Your assignment
Read the listing below. Then repeat it exactly.
▼▼▼
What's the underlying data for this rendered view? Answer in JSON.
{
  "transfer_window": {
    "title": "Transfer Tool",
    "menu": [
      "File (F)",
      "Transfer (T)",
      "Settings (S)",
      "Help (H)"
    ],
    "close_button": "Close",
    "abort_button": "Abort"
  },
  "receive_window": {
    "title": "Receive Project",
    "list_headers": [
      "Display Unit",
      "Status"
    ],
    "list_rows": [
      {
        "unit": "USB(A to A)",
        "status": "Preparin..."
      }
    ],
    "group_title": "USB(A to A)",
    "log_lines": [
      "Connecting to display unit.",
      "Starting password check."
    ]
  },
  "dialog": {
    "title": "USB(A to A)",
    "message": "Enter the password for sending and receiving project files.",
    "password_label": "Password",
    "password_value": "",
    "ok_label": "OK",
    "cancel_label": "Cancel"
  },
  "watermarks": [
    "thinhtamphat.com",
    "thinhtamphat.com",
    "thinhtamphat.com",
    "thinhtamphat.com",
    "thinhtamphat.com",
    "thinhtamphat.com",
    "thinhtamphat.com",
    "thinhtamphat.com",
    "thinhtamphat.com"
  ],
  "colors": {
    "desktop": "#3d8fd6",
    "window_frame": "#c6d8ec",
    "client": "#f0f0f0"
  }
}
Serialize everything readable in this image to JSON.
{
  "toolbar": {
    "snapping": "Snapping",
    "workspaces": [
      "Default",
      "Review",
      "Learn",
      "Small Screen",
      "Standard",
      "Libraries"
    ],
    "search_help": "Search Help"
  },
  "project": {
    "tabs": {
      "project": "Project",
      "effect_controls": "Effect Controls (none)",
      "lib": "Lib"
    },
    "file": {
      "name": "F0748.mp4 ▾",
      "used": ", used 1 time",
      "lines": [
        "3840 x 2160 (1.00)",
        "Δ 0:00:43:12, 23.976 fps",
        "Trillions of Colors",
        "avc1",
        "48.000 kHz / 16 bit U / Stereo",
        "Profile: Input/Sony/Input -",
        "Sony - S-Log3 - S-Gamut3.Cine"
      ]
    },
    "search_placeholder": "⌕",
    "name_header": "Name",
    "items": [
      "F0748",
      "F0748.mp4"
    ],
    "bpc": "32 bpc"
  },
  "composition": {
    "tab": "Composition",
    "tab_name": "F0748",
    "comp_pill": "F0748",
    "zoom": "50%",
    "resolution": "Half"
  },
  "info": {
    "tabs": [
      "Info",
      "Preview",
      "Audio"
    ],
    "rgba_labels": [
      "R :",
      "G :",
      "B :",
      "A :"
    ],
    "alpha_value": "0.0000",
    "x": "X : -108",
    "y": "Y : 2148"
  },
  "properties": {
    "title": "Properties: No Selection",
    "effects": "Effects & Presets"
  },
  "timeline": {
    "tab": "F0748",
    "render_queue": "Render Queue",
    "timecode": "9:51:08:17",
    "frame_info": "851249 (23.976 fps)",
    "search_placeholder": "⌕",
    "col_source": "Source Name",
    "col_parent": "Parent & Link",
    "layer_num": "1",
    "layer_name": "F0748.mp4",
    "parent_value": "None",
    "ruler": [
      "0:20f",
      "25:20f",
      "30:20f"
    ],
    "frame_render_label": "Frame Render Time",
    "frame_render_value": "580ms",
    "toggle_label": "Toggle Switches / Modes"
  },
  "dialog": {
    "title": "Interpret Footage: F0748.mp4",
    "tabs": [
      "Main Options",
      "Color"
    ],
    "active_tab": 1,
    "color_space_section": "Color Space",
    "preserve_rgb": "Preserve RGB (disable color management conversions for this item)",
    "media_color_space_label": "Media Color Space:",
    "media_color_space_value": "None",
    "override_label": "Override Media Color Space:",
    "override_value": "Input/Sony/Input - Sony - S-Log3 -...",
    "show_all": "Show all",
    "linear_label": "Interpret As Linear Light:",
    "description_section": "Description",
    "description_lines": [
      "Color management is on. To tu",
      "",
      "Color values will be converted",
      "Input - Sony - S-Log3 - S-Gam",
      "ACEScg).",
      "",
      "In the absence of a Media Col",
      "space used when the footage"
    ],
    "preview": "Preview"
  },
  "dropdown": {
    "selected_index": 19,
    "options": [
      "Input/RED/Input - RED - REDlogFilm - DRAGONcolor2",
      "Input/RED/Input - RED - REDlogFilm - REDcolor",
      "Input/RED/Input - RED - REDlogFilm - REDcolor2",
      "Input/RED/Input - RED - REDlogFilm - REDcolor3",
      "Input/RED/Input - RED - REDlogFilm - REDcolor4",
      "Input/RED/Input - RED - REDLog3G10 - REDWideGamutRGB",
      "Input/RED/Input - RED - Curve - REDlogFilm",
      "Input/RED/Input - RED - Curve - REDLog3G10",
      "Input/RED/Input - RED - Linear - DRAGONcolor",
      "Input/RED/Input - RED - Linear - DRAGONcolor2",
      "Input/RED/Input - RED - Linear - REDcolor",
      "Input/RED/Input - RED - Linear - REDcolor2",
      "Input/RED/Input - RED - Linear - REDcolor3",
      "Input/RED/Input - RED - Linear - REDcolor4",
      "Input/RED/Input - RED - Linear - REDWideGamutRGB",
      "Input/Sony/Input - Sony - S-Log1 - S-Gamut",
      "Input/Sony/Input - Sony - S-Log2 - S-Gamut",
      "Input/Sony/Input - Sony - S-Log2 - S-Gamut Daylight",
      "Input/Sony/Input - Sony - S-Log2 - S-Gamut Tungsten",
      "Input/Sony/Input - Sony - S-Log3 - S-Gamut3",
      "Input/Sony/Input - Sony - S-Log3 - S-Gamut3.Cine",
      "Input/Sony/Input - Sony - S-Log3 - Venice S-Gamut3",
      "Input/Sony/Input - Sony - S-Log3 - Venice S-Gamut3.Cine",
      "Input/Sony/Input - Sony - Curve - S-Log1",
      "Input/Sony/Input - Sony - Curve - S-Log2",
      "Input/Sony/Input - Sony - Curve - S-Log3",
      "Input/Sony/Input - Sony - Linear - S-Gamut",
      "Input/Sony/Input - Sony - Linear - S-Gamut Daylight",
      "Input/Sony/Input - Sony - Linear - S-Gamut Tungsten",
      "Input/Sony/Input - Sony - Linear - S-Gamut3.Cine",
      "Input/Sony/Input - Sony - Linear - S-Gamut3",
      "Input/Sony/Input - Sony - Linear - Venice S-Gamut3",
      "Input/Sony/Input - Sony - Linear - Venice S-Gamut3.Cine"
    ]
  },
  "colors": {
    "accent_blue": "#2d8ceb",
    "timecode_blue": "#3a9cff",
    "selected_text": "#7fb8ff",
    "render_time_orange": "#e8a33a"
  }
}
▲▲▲
Response area
What's the underlying data for this rendered view? Answer in JSON.
{
  "transfer_window": {
    "title": "Transfer Tool",
    "menu": [
      "File (F)",
      "Transfer (T)",
      "Settings (S)",
      "Help (H)"
    ],
    "close_button": "Close",
    "abort_button": "Abort"
  },
  "receive_window": {
    "title": "Receive Project",
    "list_headers": [
      "Display Unit",
      "Status"
    ],
    "list_rows": [
      {
        "unit": "USB(A to A)",
        "status": "Preparin..."
      }
    ],
    "group_title": "USB(A to A)",
    "log_lines": [
      "Connecting to display unit.",
      "Starting password check."
    ]
  },
  "dialog": {
    "title": "USB(A to A)",
    "message": "Enter the password for sending and receiving project files.",
    "password_label": "Password",
    "password_value": "",
    "ok_label": "OK",
    "cancel_label": "Cancel"
  },
  "watermarks": [
    "thinhtamphat.com",
    "thinhtamphat.com",
    "thinhtamphat.com",
    "thinhtamphat.com",
    "thinhtamphat.com",
    "thinhtamphat.com",
    "thinhtamphat.com",
    "thinhtamphat.com",
    "thinhtamphat.com"
  ],
  "colors": {
    "desktop": "#3d8fd6",
    "window_frame": "#c6d8ec",
    "client": "#f0f0f0"
  }
}
Serialize everything readable in this image to JSON.
{
  "toolbar": {
    "snapping": "Snapping",
    "workspaces": [
      "Default",
      "Review",
      "Learn",
      "Small Screen",
      "Standard",
      "Libraries"
    ],
    "search_help": "Search Help"
  },
  "project": {
    "tabs": {
      "project": "Project",
      "effect_controls": "Effect Controls (none)",
      "lib": "Lib"
    },
    "file": {
      "name": "F0748.mp4 ▾",
      "used": ", used 1 time",
      "lines": [
        "3840 x 2160 (1.00)",
        "Δ 0:00:43:12, 23.976 fps",
        "Trillions of Colors",
        "avc1",
        "48.000 kHz / 16 bit U / Stereo",
        "Profile: Input/Sony/Input -",
        "Sony - S-Log3 - S-Gamut3.Cine"
      ]
    },
    "search_placeholder": "⌕",
    "name_header": "Name",
    "items": [
      "F0748",
      "F0748.mp4"
    ],
    "bpc": "32 bpc"
  },
  "composition": {
    "tab": "Composition",
    "tab_name": "F0748",
    "comp_pill": "F0748",
    "zoom": "50%",
    "resolution": "Half"
  },
  "info": {
    "tabs": [
      "Info",
      "Preview",
      "Audio"
    ],
    "rgba_labels": [
      "R :",
      "G :",
      "B :",
      "A :"
    ],
    "alpha_value": "0.0000",
    "x": "X : -108",
    "y": "Y : 2148"
  },
  "properties": {
    "title": "Properties: No Selection",
    "effects": "Effects & Presets"
  },
  "timeline": {
    "tab": "F0748",
    "render_queue": "Render Queue",
    "timecode": "9:51:08:17",
    "frame_info": "851249 (23.976 fps)",
    "search_placeholder": "⌕",
    "col_source": "Source Name",
    "col_parent": "Parent & Link",
    "layer_num": "1",
    "layer_name": "F0748.mp4",
    "parent_value": "None",
    "ruler": [
      "0:20f",
      "25:20f",
      "30:20f"
    ],
    "frame_render_label": "Frame Render Time",
    "frame_render_value": "580ms",
    "toggle_label": "Toggle Switches / Modes"
  },
  "dialog": {
    "title": "Interpret Footage: F0748.mp4",
    "tabs": [
      "Main Options",
      "Color"
    ],
    "active_tab": 1,
    "color_space_section": "Color Space",
    "preserve_rgb": "Preserve RGB (disable color management conversions for this item)",
    "media_color_space_label": "Media Color Space:",
    "media_color_space_value": "None",
    "override_label": "Override Media Color Space:",
    "override_value": "Input/Sony/Input - Sony - S-Log3 -...",
    "show_all": "Show all",
    "linear_label": "Interpret As Linear Light:",
    "description_section": "Description",
    "description_lines": [
      "Color management is on. To tu",
      "",
      "Color values will be converted",
      "Input - Sony - S-Log3 - S-Gam",
      "ACEScg).",
      "",
      "In the absence of a Media Col",
      "space used when the footage"
    ],
    "preview": "Preview"
  },
  "dropdown": {
    "selected_index": 19,
    "options": [
      "Input/RED/Input - RED - REDlogFilm - DRAGONcolor2",
      "Input/RED/Input - RED - REDlogFilm - REDcolor",
      "Input/RED/Input - RED - REDlogFilm - REDcolor2",
      "Input/RED/Input - RED - REDlogFilm - REDcolor3",
      "Input/RED/Input - RED - REDlogFilm - REDcolor4",
      "Input/RED/Input - RED - REDLog3G10 - REDWideGamutRGB",
      "Input/RED/Input - RED - Curve - REDlogFilm",
      "Input/RED/Input - RED - Curve - REDLog3G10",
      "Input/RED/Input - RED - Linear - DRAGONcolor",
      "Input/RED/Input - RED - Linear - DRAGONcolor2",
      "Input/RED/Input - RED - Linear - REDcolor",
      "Input/RED/Input - RED - Linear - REDcolor2",
      "Input/RED/Input - RED - Linear - REDcolor3",
      "Input/RED/Input - RED - Linear - REDcolor4",
      "Input/RED/Input - RED - Linear - REDWideGamutRGB",
      "Input/Sony/Input - Sony - S-Log1 - S-Gamut",
      "Input/Sony/Input - Sony - S-Log2 - S-Gamut",
      "Input/Sony/Input - Sony - S-Log2 - S-Gamut Daylight",
      "Input/Sony/Input - Sony - S-Log2 - S-Gamut Tungsten",
      "Input/Sony/Input - Sony - S-Log3 - S-Gamut3",
      "Input/Sony/Input - Sony - S-Log3 - S-Gamut3.Cine",
      "Input/Sony/Input - Sony - S-Log3 - Venice S-Gamut3",
      "Input/Sony/Input - Sony - S-Log3 - Venice S-Gamut3.Cine",
      "Input/Sony/Input - Sony - Curve - S-Log1",
      "Input/Sony/Input - Sony - Curve - S-Log2",
      "Input/Sony/Input - Sony - Curve - S-Log3",
      "Input/Sony/Input - Sony - Linear - S-Gamut",
      "Input/Sony/Input - Sony - Linear - S-Gamut Daylight",
      "Input/Sony/Input - Sony - Linear - S-Gamut Tungsten",
      "Input/Sony/Input - Sony - Linear - S-Gamut3.Cine",
      "Input/Sony/Input - Sony - Linear - S-Gamut3",
      "Input/Sony/Input - Sony - Linear - Venice S-Gamut3",
      "Input/Sony/Input - Sony - Linear - Venice S-Gamut3.Cine"
    ]
  },
  "colors": {
    "accent_blue": "#2d8ceb",
    "timecode_blue": "#3a9cff",
    "selected_text": "#7fb8ff",
    "render_time_orange": "#e8a33a"
  }
}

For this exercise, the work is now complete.